  1. ^ Sometimes also referred to as Giacomo Borgognone delle Battaglie, P. Giacomo Cortese, P. Giacomo Cortesi, Giacomo Cortese, Iacopo Cortese, Jacopo Cortesi, il Jesuita. See entry at the Netherlands Institute for Art History (Dutch)
  2. ^ a b c d e f g Ann Sutherland Harris. "Cortese." Grove Art Online. Oxford Art Online. Oxford University Press. Web. 7 February 2017
  3. ^ Simonetta Prosperi Valentini Rodinò, Courtois, Guillaume, in: Treccani, accessed 7 February 2017 (Italian)
  4. ^ a b c d e f g h i Simonetta Prosperi Valentini Rodinò, Jacques Courtois, in: Treccani, accessed 7 February 2017 (Italian)
  5. ^ Guillaume Courtois (Guglielmo Cortese) (St Hippolyte, Franche-Comté 1628 – 1679 Rome), Figures Dancing at Foolscap Fine Art
  6. ^ Pieter van Laer at the Netherlands Institute for Art History (Dutch)
  7. ^ David A. Levine. "Laer, Pieter van." Grove Art Online. Oxford Art Online. Oxford University Press.
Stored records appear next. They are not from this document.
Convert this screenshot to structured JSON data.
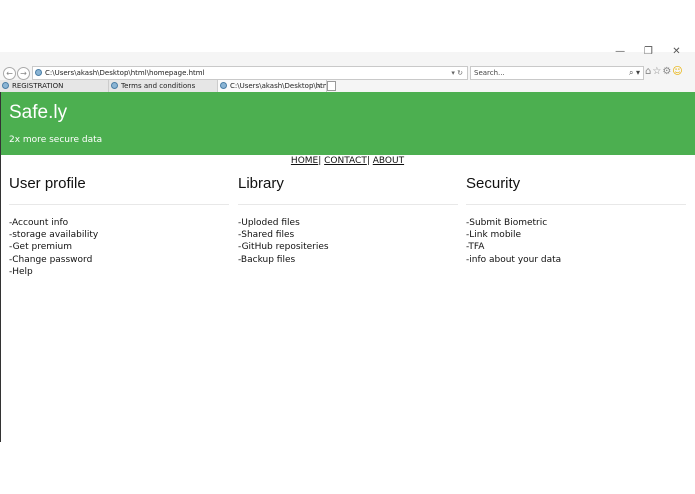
{
  "window": {
    "minimize": "—",
    "restore": "❐",
    "close": "✕"
  },
  "browser": {
    "back": "←",
    "forward": "→",
    "address": "C:\\Users\\akash\\Desktop\\html\\homepage.html",
    "address_controls": "▾ ↻",
    "search_placeholder": "Search...",
    "search_controls": "⌕ ▾",
    "tabs": [
      {
        "label": "REGISTRATION"
      },
      {
        "label": "Terms and conditions"
      },
      {
        "label": "C:\\Users\\akash\\Desktop\\htm...",
        "close": "×"
      }
    ]
  },
  "header": {
    "title": "Safe.ly",
    "tagline": "2x more secure data"
  },
  "nav": {
    "home": "HOME",
    "sep1": "| ",
    "contact": "CONTACT",
    "sep2": "| ",
    "about": "ABOUT"
  },
  "columns": [
    {
      "heading": "User profile",
      "items": [
        "-Account info",
        "-storage availability",
        "-Get premium",
        "-Change password",
        "-Help"
      ]
    },
    {
      "heading": "Library",
      "items": [
        "-Uploded files",
        "-Shared files",
        "-GitHub repositeries",
        "-Backup files"
      ]
    },
    {
      "heading": "Security",
      "items": [
        "-Submit Biometric",
        "-Link mobile",
        "-TFA",
        "-info about your data"
      ]
    }
  ],
  "colors": {
    "header_bg": "#4caf50"
  }
}
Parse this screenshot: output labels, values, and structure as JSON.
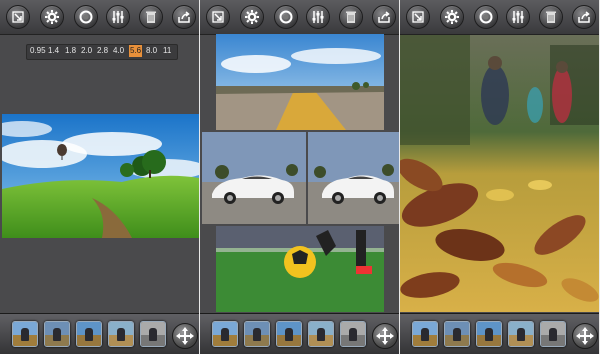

Web. 26 June 2016
  8. ^ M. Guerrieri Borsoi, Novità su Alessandro e Anna Maria Vaiani, in “Bollettino Monumenti, Musei e Gallerie Pontificie”, XXVII (2009), pp. 241-264 (Italian)
  9. ^ a b Pierre Rosenberg, France in the Golden Age: Seventeenth-century French Paintings in American Collections, Réunion des musées nationaux (France), Metropolitan Museum of Art (New York, N.Y.), Metropolitan Museum of Art, 1982, p. 241-242
  10. ^ Ritratto del principe Mattias de Medici at Museo dell'Abbazia di Monte Oliveto Maggiore in Asciano (Italian)
  11. ^ a b c Marco Chiarini, The Thirty Years' War and its Influence on Battle Painting in Italy in the Seventeenth and Eighteenth Centuries at the Westfälisches Landesmuseum für Kunst und Kulturgeschichte
  12. ^ a b Jacques Courtois, Battle scene with infantry, cavalry and cannon, a fortress and a city beyond at Christie's
  13. ^ Jacques Courtois at the Prado (Spanish)

External links[edit]